** TASK REQUIREMENTS **
Search the records that follow and extract every line containing the string "reference".

** Dataset rows describing interfaces **
━━━━━━

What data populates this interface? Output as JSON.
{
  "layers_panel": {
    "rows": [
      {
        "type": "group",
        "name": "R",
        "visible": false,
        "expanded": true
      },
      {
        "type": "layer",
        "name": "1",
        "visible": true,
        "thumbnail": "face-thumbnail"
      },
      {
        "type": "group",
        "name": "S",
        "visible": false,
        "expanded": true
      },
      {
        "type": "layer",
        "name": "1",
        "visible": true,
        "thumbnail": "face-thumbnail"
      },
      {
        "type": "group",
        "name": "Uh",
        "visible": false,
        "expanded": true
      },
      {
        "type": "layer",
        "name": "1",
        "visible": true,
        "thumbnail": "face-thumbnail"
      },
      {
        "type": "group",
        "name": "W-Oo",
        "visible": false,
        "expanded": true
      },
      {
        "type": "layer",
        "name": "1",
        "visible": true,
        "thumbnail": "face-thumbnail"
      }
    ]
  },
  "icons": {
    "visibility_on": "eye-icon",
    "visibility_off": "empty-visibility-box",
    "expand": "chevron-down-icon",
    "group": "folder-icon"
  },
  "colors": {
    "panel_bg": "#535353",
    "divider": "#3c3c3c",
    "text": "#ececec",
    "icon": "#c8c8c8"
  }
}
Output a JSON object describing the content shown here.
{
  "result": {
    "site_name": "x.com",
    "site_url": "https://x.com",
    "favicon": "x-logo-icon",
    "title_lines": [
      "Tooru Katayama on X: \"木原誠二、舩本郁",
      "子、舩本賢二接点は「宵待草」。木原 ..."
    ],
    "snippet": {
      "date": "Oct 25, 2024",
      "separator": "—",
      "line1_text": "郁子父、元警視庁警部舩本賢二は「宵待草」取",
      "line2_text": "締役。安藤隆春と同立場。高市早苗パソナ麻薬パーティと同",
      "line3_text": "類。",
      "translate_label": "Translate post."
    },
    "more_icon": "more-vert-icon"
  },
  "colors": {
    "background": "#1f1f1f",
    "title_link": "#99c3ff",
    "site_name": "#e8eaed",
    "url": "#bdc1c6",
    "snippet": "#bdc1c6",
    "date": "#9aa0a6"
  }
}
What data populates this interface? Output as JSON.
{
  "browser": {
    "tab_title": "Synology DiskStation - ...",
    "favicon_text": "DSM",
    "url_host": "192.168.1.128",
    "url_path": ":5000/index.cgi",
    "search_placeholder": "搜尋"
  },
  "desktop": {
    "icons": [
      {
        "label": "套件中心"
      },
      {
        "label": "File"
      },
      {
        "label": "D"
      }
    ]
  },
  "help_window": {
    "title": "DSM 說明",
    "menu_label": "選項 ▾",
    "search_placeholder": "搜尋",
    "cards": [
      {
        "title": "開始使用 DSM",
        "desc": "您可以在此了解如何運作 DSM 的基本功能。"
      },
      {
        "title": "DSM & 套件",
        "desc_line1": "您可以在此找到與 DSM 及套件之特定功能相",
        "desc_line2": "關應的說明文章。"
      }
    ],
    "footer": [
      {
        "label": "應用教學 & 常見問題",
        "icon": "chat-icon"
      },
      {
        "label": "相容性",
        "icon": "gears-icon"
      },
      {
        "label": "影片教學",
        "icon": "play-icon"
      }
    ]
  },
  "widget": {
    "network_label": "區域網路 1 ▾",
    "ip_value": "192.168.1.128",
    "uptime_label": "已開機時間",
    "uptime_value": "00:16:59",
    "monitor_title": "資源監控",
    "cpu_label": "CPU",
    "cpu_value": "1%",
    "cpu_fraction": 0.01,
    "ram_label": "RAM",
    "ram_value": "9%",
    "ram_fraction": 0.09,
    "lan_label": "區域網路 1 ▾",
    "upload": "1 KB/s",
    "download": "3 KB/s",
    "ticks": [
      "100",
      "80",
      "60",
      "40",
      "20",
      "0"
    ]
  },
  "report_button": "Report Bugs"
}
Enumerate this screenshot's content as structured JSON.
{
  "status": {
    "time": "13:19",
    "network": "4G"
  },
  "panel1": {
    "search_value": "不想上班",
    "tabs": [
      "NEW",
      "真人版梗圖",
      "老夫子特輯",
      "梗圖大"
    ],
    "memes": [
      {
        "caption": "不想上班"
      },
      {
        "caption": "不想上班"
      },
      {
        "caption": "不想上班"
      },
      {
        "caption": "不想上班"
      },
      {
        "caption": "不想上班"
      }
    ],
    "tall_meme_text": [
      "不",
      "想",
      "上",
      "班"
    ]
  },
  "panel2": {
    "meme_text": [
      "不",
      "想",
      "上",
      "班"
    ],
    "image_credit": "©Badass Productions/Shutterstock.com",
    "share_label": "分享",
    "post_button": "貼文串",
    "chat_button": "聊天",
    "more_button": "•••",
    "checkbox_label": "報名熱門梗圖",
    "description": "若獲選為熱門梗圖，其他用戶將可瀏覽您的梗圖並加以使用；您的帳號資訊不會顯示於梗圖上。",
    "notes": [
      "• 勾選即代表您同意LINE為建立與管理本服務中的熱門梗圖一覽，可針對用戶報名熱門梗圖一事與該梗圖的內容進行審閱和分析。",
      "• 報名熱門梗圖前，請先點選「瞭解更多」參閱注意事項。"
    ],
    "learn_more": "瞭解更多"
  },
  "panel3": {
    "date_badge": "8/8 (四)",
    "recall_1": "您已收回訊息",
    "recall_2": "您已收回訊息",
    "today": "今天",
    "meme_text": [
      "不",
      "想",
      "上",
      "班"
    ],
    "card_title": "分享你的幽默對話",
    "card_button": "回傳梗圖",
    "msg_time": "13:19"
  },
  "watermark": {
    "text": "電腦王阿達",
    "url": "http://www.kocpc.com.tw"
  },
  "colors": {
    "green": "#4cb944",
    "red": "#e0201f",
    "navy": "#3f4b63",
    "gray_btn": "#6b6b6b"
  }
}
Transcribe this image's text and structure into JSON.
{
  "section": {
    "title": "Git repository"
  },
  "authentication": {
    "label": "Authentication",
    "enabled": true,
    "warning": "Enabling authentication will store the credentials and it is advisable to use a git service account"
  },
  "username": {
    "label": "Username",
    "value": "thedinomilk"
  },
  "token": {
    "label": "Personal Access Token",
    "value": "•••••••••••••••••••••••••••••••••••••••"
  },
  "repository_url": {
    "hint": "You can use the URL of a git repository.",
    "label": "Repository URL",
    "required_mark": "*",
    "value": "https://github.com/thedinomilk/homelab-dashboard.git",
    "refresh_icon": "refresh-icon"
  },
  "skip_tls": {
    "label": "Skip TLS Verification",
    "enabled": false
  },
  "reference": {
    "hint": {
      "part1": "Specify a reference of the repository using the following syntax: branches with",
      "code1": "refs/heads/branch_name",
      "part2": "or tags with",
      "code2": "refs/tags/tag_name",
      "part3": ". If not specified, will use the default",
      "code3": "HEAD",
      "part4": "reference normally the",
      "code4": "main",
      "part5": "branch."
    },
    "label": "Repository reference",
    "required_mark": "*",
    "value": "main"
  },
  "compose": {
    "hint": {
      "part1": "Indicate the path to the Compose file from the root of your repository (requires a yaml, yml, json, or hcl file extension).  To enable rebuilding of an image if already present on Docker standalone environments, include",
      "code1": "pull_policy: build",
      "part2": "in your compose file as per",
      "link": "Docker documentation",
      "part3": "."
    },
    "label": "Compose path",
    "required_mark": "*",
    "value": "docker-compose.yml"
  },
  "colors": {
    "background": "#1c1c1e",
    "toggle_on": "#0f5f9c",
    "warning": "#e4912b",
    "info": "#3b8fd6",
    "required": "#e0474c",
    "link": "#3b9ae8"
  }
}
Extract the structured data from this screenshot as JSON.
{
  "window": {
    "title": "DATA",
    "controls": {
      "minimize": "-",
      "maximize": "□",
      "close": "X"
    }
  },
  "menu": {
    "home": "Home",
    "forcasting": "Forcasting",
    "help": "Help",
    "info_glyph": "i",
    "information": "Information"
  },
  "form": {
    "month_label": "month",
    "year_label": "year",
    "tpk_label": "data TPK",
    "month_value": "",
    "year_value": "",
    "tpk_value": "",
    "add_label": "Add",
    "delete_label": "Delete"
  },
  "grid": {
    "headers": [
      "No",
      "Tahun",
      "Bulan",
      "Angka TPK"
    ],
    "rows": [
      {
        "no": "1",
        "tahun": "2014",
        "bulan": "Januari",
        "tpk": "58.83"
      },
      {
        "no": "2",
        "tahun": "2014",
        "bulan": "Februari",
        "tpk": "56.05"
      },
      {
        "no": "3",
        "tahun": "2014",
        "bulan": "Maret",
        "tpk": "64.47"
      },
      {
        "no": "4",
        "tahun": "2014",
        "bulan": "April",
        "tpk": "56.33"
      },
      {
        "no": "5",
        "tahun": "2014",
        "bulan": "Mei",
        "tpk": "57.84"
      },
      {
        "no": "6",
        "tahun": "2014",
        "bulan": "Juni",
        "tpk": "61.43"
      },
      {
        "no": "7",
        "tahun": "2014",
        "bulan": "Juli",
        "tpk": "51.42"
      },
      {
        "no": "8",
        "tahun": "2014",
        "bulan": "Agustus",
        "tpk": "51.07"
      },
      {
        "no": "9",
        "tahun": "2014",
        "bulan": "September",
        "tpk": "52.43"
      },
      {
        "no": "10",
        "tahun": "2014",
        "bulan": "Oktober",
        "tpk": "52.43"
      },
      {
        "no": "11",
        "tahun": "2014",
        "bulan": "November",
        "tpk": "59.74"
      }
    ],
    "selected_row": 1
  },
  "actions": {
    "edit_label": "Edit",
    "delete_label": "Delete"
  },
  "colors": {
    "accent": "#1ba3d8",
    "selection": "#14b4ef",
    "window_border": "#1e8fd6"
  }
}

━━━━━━

** RESPONSE TO THIS TASK **
  "reference": {
      "part1": "Specify a reference of the repository using the following syntax: branches with",
      "part4": "reference normally the",
    "label": "Repository reference",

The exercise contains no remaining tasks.